Task brief —
Once the records have been read, set every one down as it stands.

Exercise materials —

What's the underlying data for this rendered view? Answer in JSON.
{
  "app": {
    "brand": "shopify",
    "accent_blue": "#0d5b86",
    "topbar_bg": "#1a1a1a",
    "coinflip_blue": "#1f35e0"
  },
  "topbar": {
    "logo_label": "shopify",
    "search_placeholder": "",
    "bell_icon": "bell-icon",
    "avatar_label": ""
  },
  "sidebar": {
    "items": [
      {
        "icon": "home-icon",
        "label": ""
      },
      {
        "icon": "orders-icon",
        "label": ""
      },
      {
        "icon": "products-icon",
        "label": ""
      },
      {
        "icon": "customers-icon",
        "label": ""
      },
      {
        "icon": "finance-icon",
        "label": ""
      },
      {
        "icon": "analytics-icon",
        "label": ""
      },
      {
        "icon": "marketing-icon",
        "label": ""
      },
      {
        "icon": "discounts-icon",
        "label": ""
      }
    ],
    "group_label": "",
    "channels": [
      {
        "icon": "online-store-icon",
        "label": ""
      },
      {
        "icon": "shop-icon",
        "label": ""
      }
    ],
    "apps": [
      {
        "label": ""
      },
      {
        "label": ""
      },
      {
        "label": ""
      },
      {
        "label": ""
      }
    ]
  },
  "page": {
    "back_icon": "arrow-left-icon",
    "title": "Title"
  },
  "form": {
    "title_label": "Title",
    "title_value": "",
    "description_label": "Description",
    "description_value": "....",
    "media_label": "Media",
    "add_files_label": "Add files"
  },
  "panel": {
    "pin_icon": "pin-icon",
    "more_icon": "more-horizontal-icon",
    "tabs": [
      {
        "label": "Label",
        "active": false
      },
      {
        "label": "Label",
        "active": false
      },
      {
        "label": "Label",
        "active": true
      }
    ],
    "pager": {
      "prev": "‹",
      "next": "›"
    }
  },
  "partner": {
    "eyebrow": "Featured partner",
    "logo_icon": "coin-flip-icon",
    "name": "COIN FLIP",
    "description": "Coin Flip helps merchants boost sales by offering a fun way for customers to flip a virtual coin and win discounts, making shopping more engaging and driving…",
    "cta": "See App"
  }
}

Written reply —
What's the underlying data for this rendered view? Answer in JSON.
{
  "app": {
    "brand": "shopify",
    "accent_blue": "#0d5b86",
    "topbar_bg": "#1a1a1a",
    "coinflip_blue": "#1f35e0"
  },
  "topbar": {
    "logo_label": "shopify",
    "search_placeholder": "",
    "bell_icon": "bell-icon",
    "avatar_label": ""
  },
  "sidebar": {
    "items": [
      {
        "icon": "home-icon",
        "label": ""
      },
      {
        "icon": "orders-icon",
        "label": ""
      },
      {
        "icon": "products-icon",
        "label": ""
      },
      {
        "icon": "customers-icon",
        "label": ""
      },
      {
        "icon": "finance-icon",
        "label": ""
      },
      {
        "icon": "analytics-icon",
        "label": ""
      },
      {
        "icon": "marketing-icon",
        "label": ""
      },
      {
        "icon": "discounts-icon",
        "label": ""
      }
    ],
    "group_label": "",
    "channels": [
      {
        "icon": "online-store-icon",
        "label": ""
      },
      {
        "icon": "shop-icon",
        "label": ""
      }
    ],
    "apps": [
      {
        "label": ""
      },
      {
        "label": ""
      },
      {
        "label": ""
      },
      {
        "label": ""
      }
    ]
  },
  "page": {
    "back_icon": "arrow-left-icon",
    "title": "Title"
  },
  "form": {
    "title_label": "Title",
    "title_value": "",
    "description_label": "Description",
    "description_value": "....",
    "media_label": "Media",
    "add_files_label": "Add files"
  },
  "panel": {
    "pin_icon": "pin-icon",
    "more_icon": "more-horizontal-icon",
    "tabs": [
      {
        "label": "Label",
        "active": false
      },
      {
        "label": "Label",
        "active": false
      },
      {
        "label": "Label",
        "active": true
      }
    ],
    "pager": {
      "prev": "‹",
      "next": "›"
    }
  },
  "partner": {
    "eyebrow": "Featured partner",
    "logo_icon": "coin-flip-icon",
    "name": "COIN FLIP",
    "description": "Coin Flip helps merchants boost sales by offering a fun way for customers to flip a virtual coin and win discounts, making shopping more engaging and driving…",
    "cta": "See App"
  }
}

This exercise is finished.